Question: Why Does The Sky Appear In Blue Colour?

What is the true color of the sky?

purpleOur sky is actually purple But the answer to why we see blue skies isn’t a matter of physics; it’s an answer for physiology..

Why does sky turn pink?

When sunlight travels through the sky, it passes through evaporated water and gas and clouds and other particles in the air. These particles both refract and reflect the light, scattering some of sunlight’s colors. … In turn, the morning sunlight fills the sky with a blaze of pinks and reds.

Is our sun blue?

So one might say that the sun is blue-green! This maximum radiation frequency is governed by the sun’s surface temperature, around 5,800K. A higher surface temperature would result in a shorter maximum wavelength and our sun might peak in the blue or violet part of the spectrum (or even the ultra violet!).

What color can the sky not be?

Despite the atmosphere containing so much air, it does not contain enough air to scatter 100% of the light and therefore act as opaque. We thus see the sky as a whitish-blue semi-transparent layer.

What color is the sky when the sun rises?

This is why sunsets are often yellow, orange, and red.” And because red has the longest wavelength of any visible light, the sun is red when it’s on the horizon, where its extremely long path through the atmosphere blocks all other colors. Story Source: Materials provided by University of Wisconsin – Madison.

Is sky blue because of ocean?

The sky is blue due to a phenomenon called Raleigh scattering. … The ocean is not blue because it reflects the sky, though I believed that up until a few years ago. Water actually appears blue due to its absorption of red light. When light hits water, the water’s molecules absorb some of the photons from the light.

Why is the sea blue but water clear?

For most of the world’s oceans, your answer would be correct. … The reason the ocean is blue is due to the absorption and scattering of light. The blue wavelengths of light are scattered, similar to the scattering of blue light in the sky but absorption is a much larger factor than scattering for the clear ocean water.

Why are oceans different colors?

As light bounces off and passes through water, it reflects the color blue back to our eyes, but microscopic algae and tiny sediments known as colored dissolved organic matter muddy the metaphorical waters and cause oceans to appear green, red, or brown.

Why is space black?

Around Earth and the inner solar system, for example, space is filled with dust particles that get lit up by the sun, creating a diffuse glow over the entire sky. But that dust isn’t a problem out where New Horizons is. Plus, out there, the sunlight is much weaker.
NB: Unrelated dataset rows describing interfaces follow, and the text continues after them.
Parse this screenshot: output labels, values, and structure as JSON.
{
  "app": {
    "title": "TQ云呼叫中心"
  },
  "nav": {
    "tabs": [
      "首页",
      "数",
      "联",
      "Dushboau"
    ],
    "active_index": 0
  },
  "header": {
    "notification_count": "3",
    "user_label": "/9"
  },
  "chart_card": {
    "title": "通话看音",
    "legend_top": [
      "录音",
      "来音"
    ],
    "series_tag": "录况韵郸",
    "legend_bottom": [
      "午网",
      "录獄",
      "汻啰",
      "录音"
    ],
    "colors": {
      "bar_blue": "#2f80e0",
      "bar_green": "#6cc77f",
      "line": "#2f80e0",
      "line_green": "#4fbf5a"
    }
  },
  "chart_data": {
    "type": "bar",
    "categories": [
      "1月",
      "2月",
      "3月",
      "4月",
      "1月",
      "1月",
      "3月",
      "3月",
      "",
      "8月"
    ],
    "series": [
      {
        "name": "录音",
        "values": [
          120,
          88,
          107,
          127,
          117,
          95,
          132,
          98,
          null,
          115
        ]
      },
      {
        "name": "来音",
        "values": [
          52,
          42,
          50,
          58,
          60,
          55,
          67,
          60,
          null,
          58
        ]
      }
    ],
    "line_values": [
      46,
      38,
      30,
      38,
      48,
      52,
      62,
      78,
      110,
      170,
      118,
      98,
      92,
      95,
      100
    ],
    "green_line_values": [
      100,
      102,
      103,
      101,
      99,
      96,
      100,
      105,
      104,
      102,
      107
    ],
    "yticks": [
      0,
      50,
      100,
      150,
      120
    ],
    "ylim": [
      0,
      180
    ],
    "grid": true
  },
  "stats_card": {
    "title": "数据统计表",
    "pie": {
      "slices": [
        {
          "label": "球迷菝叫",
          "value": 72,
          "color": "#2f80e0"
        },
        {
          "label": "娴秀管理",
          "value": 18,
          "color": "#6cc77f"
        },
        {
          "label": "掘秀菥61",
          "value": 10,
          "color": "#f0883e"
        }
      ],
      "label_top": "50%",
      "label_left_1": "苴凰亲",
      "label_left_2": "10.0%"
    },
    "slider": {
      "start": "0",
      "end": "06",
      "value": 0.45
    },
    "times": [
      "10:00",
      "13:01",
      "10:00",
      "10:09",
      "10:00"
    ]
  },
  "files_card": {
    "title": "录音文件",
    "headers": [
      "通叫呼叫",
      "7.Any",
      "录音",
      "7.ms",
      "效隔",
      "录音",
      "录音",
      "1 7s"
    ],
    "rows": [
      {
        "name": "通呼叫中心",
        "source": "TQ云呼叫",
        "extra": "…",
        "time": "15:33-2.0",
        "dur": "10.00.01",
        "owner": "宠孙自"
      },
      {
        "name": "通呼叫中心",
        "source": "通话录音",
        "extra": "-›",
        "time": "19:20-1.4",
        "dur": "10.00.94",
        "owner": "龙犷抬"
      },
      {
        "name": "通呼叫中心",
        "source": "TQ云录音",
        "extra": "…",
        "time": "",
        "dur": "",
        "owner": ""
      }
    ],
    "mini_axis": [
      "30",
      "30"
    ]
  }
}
What is the true color of the water?

The water is in fact not colorless; even pure water is not colorless, but has a slight blue tint to it, best seen when looking through a long column of water. The blueness in water is not caused by the scattering of light, which is responsible for the sky being blue.

Why evening sky is red?

Within the visible range of light, red light waves are scattered the least by atmospheric gas molecules. So at sunrise and sunset, when the sunlight travels a long path through the atmosphere to reach our eyes, the blue light has been mostly removed, leaving mostly red and yellow light remaining.

Why is the night sky black?

The Universe is expanding, but it is finite, so some light hasn’t reached us yet. Distant stars redshift so you can’t see them. Not very much of the Universe is even stuff. These things taken together are the reason for dark skies at night.

Why does the sky appear blue?

Thus, as sunlight of all colors passes through air, the blue part causes charged particles to oscillate faster than does the red part. … More of the sunlight entering the atmosphere is blue than violet, however, and our eyes are somewhat more sensitive to blue light than to violet light, so the sky appears blue.

Why does the sky turn colors?

The colors of the sunset result from a phenomenon called scattering, says Steven Ackerman, professor of meteorology at UW–Madison. Molecules and small particles in the atmosphere change the direction of light rays, causing them to scatter.

Why does the sky and ocean appear blue?

“The ocean looks blue because red, orange and yellow (long wavelength light) are absorbed more strongly by water than is blue (short wavelength light). So when white light from the sun enters the ocean, it is mostly the blue that gets returned. Same reason the sky is blue.”